Note that if we use an alternative for arcs:

set arcs := {i in nodes, j in nodes: capacity[i,j]};

the burden is moved to x:

 ##genmod times: ##seq      seconds    cum. sec.    mem. inc.  name ## 77            0            0            0  derstage ## 81            0            0            0  sstatus ## 95            0            0            0  nodes ## 96            0            0            0  source ## 97            0            0            0  sink ## 98            0            0            0  capacity ## 99            0            0            0  arcs ## 100            0            0            0  rhs ## 101      10.5301      10.5301   1147323392  x ## 103            0      10.5301            0  f ## 105            0      10.5301            0  obj ## 107    0.0780005      10.6081      4147928  flowbal

When we run a few different instances we see we do something causing non-linear scaling:

It is clear this is not a good approach. We need to do something about this set arcs. In AMPL we don’t really need to calculate this set, we can directly populate this from the data by replacing in the data file:

 param: capacity := n1 n32 87 n1 n37 44 n1 n124 38 …

by

 param: arcs : capacity := n1 n32 87 n1 n37 44 n1 n124 38 …

Now we get the set arcs basically for free, and we get linear scaling:

The total AMPL generation time vs. LP solution time is here:

This is very close to the GAMS timings given that this was on a different machine.

### GLPK

The open source tool GLPK can handle many AMPL linear models. However, in some cases it is substantial slower. This model demonstrates this behavior. We run the model as:
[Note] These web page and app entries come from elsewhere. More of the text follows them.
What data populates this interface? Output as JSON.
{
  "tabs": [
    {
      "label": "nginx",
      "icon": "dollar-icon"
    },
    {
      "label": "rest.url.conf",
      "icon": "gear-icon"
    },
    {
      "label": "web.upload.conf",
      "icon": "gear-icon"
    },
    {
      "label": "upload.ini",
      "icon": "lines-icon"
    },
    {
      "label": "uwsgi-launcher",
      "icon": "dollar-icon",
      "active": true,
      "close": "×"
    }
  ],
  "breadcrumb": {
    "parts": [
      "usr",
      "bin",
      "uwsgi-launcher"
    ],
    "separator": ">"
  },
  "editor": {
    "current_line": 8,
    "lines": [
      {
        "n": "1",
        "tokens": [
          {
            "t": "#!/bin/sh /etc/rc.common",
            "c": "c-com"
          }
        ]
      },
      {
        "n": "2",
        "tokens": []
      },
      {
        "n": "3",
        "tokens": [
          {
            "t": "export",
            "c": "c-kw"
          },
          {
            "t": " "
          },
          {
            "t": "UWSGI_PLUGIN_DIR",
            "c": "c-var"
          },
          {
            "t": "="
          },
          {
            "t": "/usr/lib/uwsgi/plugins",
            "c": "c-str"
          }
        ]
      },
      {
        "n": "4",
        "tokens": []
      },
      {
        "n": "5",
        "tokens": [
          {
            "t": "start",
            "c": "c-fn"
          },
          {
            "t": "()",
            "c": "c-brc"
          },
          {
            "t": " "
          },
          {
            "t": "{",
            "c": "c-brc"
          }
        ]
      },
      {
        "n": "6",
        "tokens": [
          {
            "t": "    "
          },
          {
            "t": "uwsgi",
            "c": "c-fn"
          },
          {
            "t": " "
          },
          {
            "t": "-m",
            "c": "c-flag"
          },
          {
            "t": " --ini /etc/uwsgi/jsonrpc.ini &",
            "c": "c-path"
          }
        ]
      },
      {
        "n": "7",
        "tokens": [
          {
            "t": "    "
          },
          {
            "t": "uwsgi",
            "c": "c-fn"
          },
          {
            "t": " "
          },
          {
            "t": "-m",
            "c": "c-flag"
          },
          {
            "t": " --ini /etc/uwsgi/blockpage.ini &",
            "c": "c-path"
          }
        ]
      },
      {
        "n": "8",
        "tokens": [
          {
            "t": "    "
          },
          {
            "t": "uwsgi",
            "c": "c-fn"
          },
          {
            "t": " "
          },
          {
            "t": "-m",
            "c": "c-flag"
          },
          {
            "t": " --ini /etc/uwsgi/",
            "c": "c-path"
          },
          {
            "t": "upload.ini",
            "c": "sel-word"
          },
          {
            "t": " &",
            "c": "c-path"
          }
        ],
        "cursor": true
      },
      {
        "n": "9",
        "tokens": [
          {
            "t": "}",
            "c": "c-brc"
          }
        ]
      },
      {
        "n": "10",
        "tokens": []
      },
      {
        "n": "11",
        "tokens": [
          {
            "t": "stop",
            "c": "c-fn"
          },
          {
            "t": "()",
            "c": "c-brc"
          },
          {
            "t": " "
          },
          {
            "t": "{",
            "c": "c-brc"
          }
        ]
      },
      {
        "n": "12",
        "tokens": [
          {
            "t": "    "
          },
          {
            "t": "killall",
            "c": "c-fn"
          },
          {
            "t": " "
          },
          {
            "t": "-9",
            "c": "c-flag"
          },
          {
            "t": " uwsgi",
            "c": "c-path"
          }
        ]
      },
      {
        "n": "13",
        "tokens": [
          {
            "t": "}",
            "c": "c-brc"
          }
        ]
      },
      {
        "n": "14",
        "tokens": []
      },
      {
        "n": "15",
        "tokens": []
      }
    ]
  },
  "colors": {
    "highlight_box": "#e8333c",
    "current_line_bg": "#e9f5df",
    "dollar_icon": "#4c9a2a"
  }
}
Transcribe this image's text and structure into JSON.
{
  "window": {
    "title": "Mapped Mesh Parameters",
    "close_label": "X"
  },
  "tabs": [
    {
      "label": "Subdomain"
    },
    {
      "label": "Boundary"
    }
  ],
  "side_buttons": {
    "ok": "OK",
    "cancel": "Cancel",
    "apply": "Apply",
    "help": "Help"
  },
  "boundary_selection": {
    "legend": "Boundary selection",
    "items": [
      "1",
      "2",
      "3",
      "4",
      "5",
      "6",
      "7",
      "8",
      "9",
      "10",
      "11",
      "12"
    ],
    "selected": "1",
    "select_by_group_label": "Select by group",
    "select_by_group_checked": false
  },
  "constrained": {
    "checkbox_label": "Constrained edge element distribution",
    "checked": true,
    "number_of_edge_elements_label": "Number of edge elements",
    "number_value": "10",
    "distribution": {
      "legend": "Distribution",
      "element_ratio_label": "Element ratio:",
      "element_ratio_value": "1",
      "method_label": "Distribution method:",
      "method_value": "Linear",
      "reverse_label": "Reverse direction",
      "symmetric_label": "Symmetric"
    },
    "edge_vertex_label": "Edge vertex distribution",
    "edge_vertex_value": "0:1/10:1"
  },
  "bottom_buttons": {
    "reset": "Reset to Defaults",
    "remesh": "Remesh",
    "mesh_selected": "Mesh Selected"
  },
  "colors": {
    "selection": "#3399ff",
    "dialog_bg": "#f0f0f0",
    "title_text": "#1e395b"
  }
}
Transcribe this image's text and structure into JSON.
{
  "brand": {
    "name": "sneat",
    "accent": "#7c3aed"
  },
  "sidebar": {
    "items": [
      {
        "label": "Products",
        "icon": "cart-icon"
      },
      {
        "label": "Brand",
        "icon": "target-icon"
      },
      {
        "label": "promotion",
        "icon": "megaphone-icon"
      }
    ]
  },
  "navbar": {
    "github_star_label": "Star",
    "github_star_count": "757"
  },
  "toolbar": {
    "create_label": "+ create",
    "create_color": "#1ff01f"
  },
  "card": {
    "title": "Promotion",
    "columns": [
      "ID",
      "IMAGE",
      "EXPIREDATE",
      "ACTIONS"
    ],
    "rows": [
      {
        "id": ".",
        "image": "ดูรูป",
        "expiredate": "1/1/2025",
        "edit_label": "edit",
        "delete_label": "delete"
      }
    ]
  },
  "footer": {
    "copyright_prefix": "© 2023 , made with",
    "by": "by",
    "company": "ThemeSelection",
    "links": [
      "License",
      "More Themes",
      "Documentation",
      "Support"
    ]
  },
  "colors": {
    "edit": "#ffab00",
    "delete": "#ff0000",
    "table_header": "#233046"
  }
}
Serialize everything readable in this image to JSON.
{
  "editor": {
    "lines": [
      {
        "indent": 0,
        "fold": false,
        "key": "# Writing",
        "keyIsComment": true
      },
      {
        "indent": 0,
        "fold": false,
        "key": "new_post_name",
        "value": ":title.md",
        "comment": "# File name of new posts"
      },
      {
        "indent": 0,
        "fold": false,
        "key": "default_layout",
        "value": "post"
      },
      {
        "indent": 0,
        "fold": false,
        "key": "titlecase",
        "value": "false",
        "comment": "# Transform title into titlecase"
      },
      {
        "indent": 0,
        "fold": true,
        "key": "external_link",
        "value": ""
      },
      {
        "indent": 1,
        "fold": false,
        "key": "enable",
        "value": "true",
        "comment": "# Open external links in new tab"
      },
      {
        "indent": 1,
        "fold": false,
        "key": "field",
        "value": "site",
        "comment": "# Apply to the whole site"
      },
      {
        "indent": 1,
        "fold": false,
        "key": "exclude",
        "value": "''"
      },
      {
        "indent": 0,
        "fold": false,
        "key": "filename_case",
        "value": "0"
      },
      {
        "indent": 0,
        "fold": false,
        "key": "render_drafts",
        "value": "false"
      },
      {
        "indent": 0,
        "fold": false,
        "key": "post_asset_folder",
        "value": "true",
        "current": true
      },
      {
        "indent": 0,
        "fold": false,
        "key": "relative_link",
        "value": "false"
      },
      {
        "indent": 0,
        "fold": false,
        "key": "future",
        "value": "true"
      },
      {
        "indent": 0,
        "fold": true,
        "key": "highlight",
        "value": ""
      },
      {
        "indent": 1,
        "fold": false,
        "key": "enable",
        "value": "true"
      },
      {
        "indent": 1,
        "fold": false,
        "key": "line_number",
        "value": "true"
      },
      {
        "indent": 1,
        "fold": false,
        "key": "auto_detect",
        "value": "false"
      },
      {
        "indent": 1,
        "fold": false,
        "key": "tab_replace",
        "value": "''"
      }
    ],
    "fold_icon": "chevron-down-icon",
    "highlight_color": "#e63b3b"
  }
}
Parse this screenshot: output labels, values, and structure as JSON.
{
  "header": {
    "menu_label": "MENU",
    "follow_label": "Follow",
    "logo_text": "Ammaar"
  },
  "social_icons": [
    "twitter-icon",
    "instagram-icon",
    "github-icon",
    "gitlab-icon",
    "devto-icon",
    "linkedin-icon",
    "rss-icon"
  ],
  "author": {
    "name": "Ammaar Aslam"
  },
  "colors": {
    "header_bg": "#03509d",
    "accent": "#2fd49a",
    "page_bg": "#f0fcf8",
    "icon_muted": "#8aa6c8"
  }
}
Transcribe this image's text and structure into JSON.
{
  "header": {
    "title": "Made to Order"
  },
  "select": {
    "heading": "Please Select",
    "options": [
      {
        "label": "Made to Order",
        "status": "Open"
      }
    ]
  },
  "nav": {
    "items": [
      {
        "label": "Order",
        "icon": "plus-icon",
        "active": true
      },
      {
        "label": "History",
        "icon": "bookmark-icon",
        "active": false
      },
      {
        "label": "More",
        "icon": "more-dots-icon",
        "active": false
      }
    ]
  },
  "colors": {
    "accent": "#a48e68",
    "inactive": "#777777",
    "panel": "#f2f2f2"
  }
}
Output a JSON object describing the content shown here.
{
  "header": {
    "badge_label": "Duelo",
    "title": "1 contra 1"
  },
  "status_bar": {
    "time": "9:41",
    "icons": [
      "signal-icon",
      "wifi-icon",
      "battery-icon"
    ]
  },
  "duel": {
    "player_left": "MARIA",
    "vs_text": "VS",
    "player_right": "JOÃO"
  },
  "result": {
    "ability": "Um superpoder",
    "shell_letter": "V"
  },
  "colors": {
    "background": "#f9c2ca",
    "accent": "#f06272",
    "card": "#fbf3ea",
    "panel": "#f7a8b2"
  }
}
 C:\projects\tmp>timeit \Projects\glpk\glpk\bin\glpsol.exe -m network.mod -d network1000.dat Reading model section from network.mod... network.mod:24: warning: unexpected end of file; missing end statement inserted 24 lines were read Reading data section from network1000.dat... network1000.dat:10108: warning: unexpected end of file; missing end statement inserted 10108 lines were read Generating obj... Generating flowbal... Model has been successfully generated lpx_simplex: original LP has 1001 rows, 10001 columns, 20003 non-zeros lpx_simplex: presolved LP has 1000 rows, 10001 columns, 20002 non-zeros lpx_adv_basis: size of triangular part = 999 *     0:   objval =  0.000000000e+000   infeas =  0.000000000e+000 (1) *   171:   objval =  4.780000000e+002   infeas =  0.000000000e+000 (1) OPTIMAL SOLUTION FOUND Time used:   0.1 secs Memory used: 13.4M (14073536 bytes) Version Number:   Windows NT 6.0 (Build 6002) Exit Time:        0:32 am, Thursday, August 4 2011 Elapsed Time:     0:00:05.563 Process Time:     0:00:05.600 System Calls:     160954 Context Switches: 89933 Page Faults:      20453 Bytes Read:       248437 Bytes Written:    87315 Bytes Other:      130434 C:\projects\tmp>

Besides being much slower than AMPL, the performance of the model generation phase is showing more than linear scaling:

Model generation is here calculated as total elapsed time minus time used for the LP solver.

My conclusions:

1. AMPL and GAMS are capable of generating simple network models faster than a good LP solver can solve them
2. But a simple mistake and performance goes down the drain
3. Direct translations between GAMS and AMPL models are not always a good idea.